Fillings are made to last but they don’t last forever. Sometimes they can even come out fairly quickly with the wrong hard food, at the wrong angle, at the wrong time. So, what can you do if your filling fell out? In this article we will talk about proper care of your tooth when a filling loss occurs and what you should do to get it fixed. Without further ado, let’s discuss fallen fillings!
Is it normal for fillings to fall out?
Fillings can and do sometimes fall out. There are a few reasons why this can occur. Here are a few reasons why this can happen:
- Tooth decay – Sometimes tooth decay can occur within the tooth after the filling. It is uncommon. Your dentist is typically going to clean out the area before inserting the filling but this is not a 100% guarantee that decay cannot still occur.

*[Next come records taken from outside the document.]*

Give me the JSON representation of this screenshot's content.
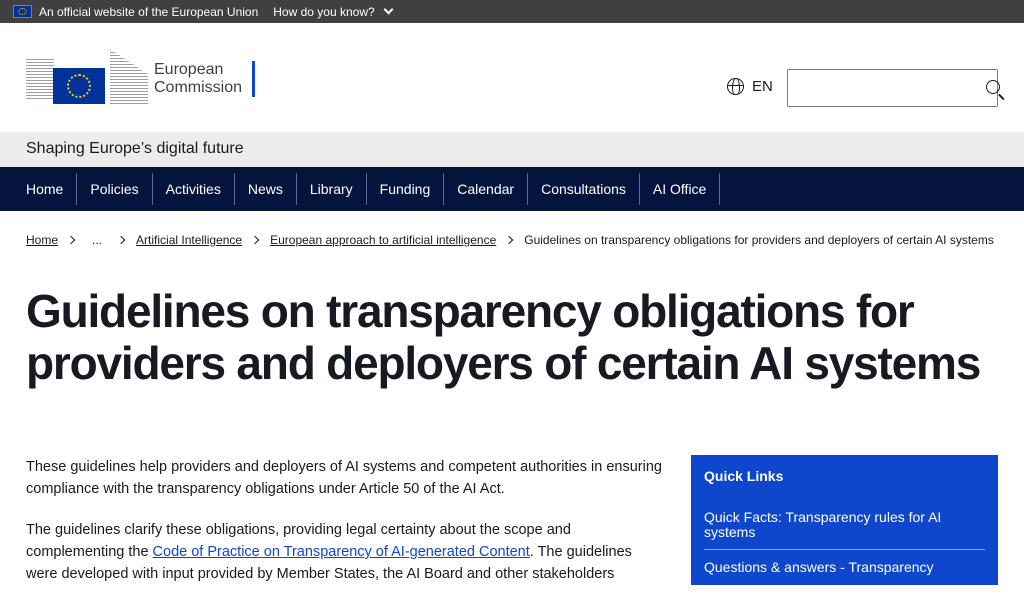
{
  "topbar": {
    "official_text": "An official website of the European Union",
    "how_label": "How do you know?"
  },
  "header": {
    "logo_line1": "European",
    "logo_line2": "Commission",
    "language": "EN",
    "search_placeholder": ""
  },
  "site_name": "Shaping Europe’s digital future",
  "nav": {
    "items": [
      "Home",
      "Policies",
      "Activities",
      "News",
      "Library",
      "Funding",
      "Calendar",
      "Consultations",
      "AI Office"
    ]
  },
  "breadcrumb": {
    "home": "Home",
    "ellipsis": "...",
    "ai": "Artificial Intelligence",
    "approach": "European approach to artificial intelligence",
    "current": "Guidelines on transparency obligations for providers and deployers of certain AI systems"
  },
  "page": {
    "title": "Guidelines on transparency obligations for providers and deployers of certain AI systems",
    "para1": "These guidelines help providers and deployers of AI systems and competent authorities in ensuring compliance with the transparency obligations under Article 50 of the AI Act.",
    "para2_before": "The guidelines clarify these obligations, providing legal certainty about the scope and complementing the ",
    "para2_link": "Code of Practice on Transparency of AI-generated Content",
    "para2_after": ". The guidelines were developed with input provided by Member States, the AI Board and other stakeholders"
  },
  "quick_links": {
    "heading": "Quick Links",
    "links": [
      "Quick Facts: Transparency rules for AI systems",
      "Questions & answers - Transparency"
    ]
  },
  "colors": {
    "nav_bg": "#04143c",
    "accent_blue": "#0e47cb",
    "topbar_bg": "#404040",
    "site_bar_bg": "#ececec"
  }
}
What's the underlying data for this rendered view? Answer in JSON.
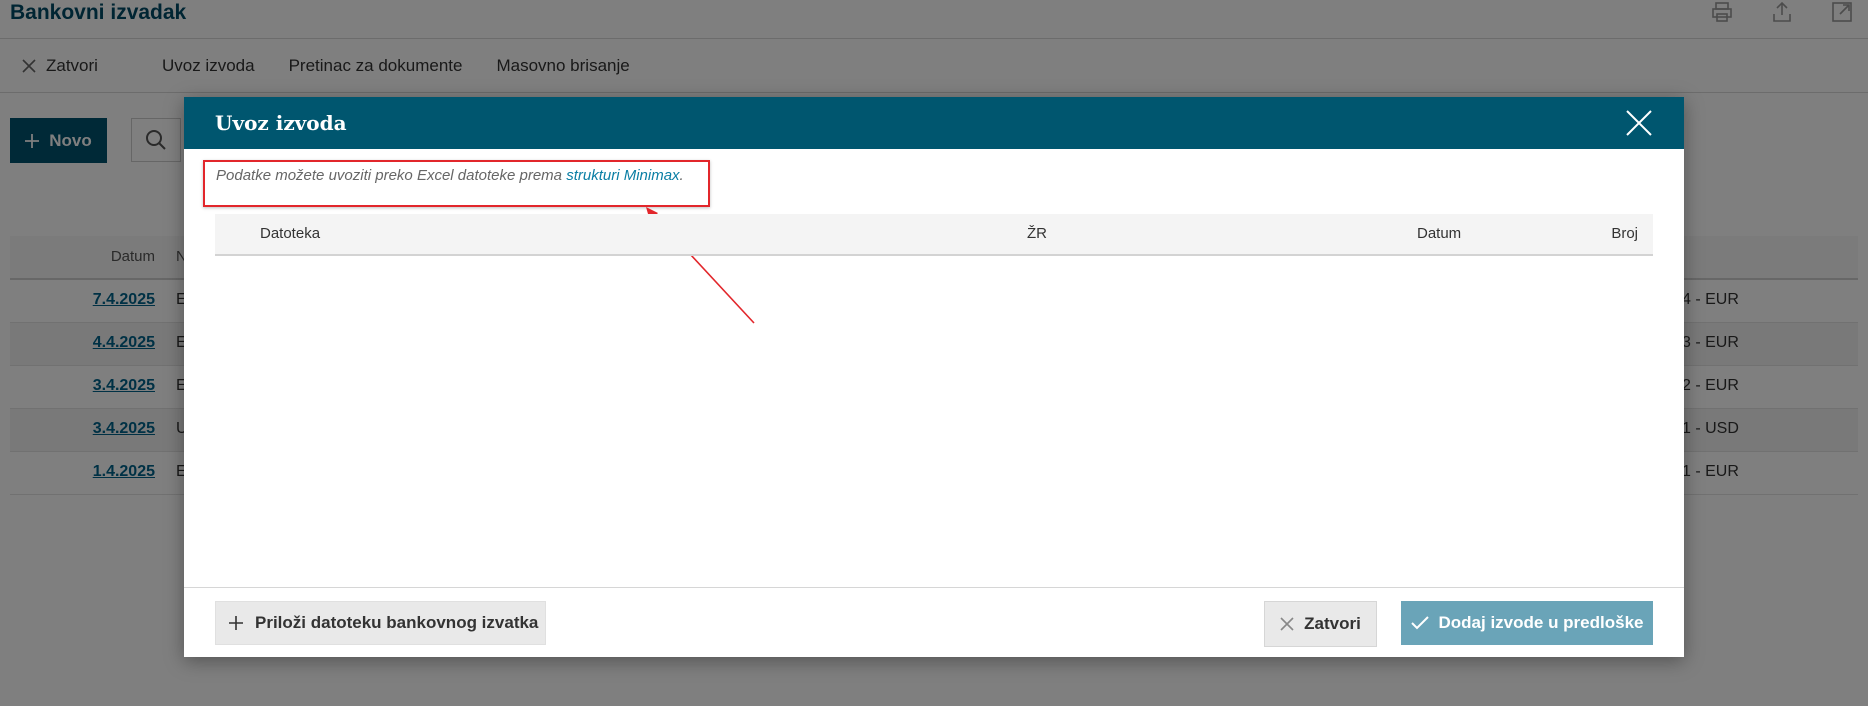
{
  "page": {
    "title": "Bankovni izvadak",
    "icons": [
      "print-icon",
      "share-icon",
      "external-link-icon"
    ]
  },
  "toolbar": {
    "close_label": "Zatvori",
    "import_label": "Uvoz izvoda",
    "inbox_label": "Pretinac za dokumente",
    "mass_delete_label": "Masovno brisanje"
  },
  "actions": {
    "new_label": "Novo"
  },
  "table": {
    "header_date": "Datum",
    "header_second": "N",
    "rows": [
      {
        "date": "7.4.2025",
        "code": "E",
        "currency": "4 - EUR"
      },
      {
        "date": "4.4.2025",
        "code": "E",
        "currency": "3 - EUR"
      },
      {
        "date": "3.4.2025",
        "code": "E",
        "currency": "2 - EUR"
      },
      {
        "date": "3.4.2025",
        "code": "U",
        "currency": "1 - USD"
      },
      {
        "date": "1.4.2025",
        "code": "E",
        "currency": "1 - EUR"
      }
    ]
  },
  "modal": {
    "title": "Uvoz izvoda",
    "notice_text": "Podatke možete uvoziti preko Excel datoteke prema ",
    "notice_link": "strukturi Minimax",
    "notice_end": ".",
    "columns": {
      "file": "Datoteka",
      "account": "ŽR",
      "date": "Datum",
      "number": "Broj"
    },
    "attach_label": "Priloži datoteku bankovnog izvatka",
    "close_label": "Zatvori",
    "confirm_label": "Dodaj izvode u predloške"
  },
  "colors": {
    "brand": "#00566f",
    "link": "#0a7ea4",
    "confirm_disabled": "#6aa4b8",
    "callout": "#e2262b"
  }
}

- Hard foods – Jawbreakers, Jolly Ranchers, and other hard candies and other foods can put pressure on a filling depending on its placement. The best way to avoid this is to try not to chew hard things close to your filling whenever possible.
- Shrinkage (if composite resin) – Composite resin can, on occasion, suffer shrinkage. When this occurs, the filling no longer fits properly and falls out, requiring another visit to the dentist for replacement. Depending on the material used, this can occur in 2% – 5% of Composite Resin fillings.
How do you know if you lost a filling?
Typically it will be noticeable. You’ll be eating and you will feel a hard crunch, followed by the taste of the filling material. Sometimes it is not readily apparent if the filling is not on the front of your tooth. Some signs that you have lost a filling are as follows:
- Taste – Sometimes you will notice a ‘rotten cavity’ taste if a filling has fallen out which is in a place where it is not easy to see. This generally means that the filling has been missing for awhile and you will want to see your dentist as soon as possible.
- Sensitivity to hot and cold – If hot or cold drinks are suddenly painful then this is a good sign that your filling has fallen out, exposing the nerves within your teeth.
- Pain – Sometimes the most basic sign is all you get. If you find yourself with frequent toothache (even occasional should get checked out) then you will want to visit the dentist.
First, of course, you will want to schedule an appointment with your dentist. Your dentist can quickly replace the filling so that your tooth is no longer vulnerable to advancing decay, but we realize that sometimes you can’t just drop everything to run to the dentist. In the meantime, you can do these things:
- Keep it clean – You will want to be sure that you are gently brushing the area and rinsing with mouthwash after each time that you eat. Food particles can get stuck in the gap that the filling used to reside in an this can accelerate decay.
- Dental wax – If you have it or if your local pharmacy stocks it, you can clean the area and then push some dental wax gently inside as a ‘temporary’ filling to use until your dentist’s appointment.
- Chew carefully – Avoid chewing in the area where your filling has fallen out. During this time your tooth is very vulnerable, and hard foods can chip and break a weakened tooth.
- Pain relief – Ibuprofen or Tylenol is good as long as you don’t have any allergies. If you don’t like using over-the-counter medications then a drop of clove oil on a cotton swab can be gently rubbed on the gums in the affected area to help to numb the pain a little.
How long should a filling last?
- Silver Amalgam – The most common filling currently (although they are slowly being replaced by composite resin due to mercury concerns), these are composed of tin, silver, mercury, and copper and are very durable, typically lasting 10 to 15 years.
” Gold fillings are the longest lasting, with an average ‘lifespan’ of 15+ years.”
- Gold – While not as popular lately, Gold fillings are the longest lasting, with an average ‘lifespan’ of 15+ years.
- Composite resin – A fairly recent addition in the world of fillings, composite resins can be combined with glass ionomer so that they will slowly leak fluoride into your teeth. A popular filling for children, there are the least long-lasting of the filling types, generally lasting 5 to 7 years before a replacement filling is needed.
Are there any other reasons my filling might need to be replaced?
Aside from falling out, there are additional reasons why your fillings might need to be replace. First, sometimes they can simply wear out an stop functioning properly. This an occur if your filling is getting close to its ‘expiration date’ but it can be hard to discern on your own. Your dentist will be able to let you know during one of your regular checkups. Secondly, a filling can crack(which can happen with any filling other than gold). You will typically notice a sensitivity to hot and cold liquids. Lastly, any filling that is not gold can also ‘leak’, so if you are noticing a sensitivity to hot and cold drinks for a period of up to 3 weeks after your procedure then you will want to see your dentist.
Today we have discussed the finer points of what you should do if your filling has fallen out. If you cannot get to the dentist right away, be sure to follow our tips and keep it clean and remember not to chew close to it. Above all, don’t panic, your dentist has got this!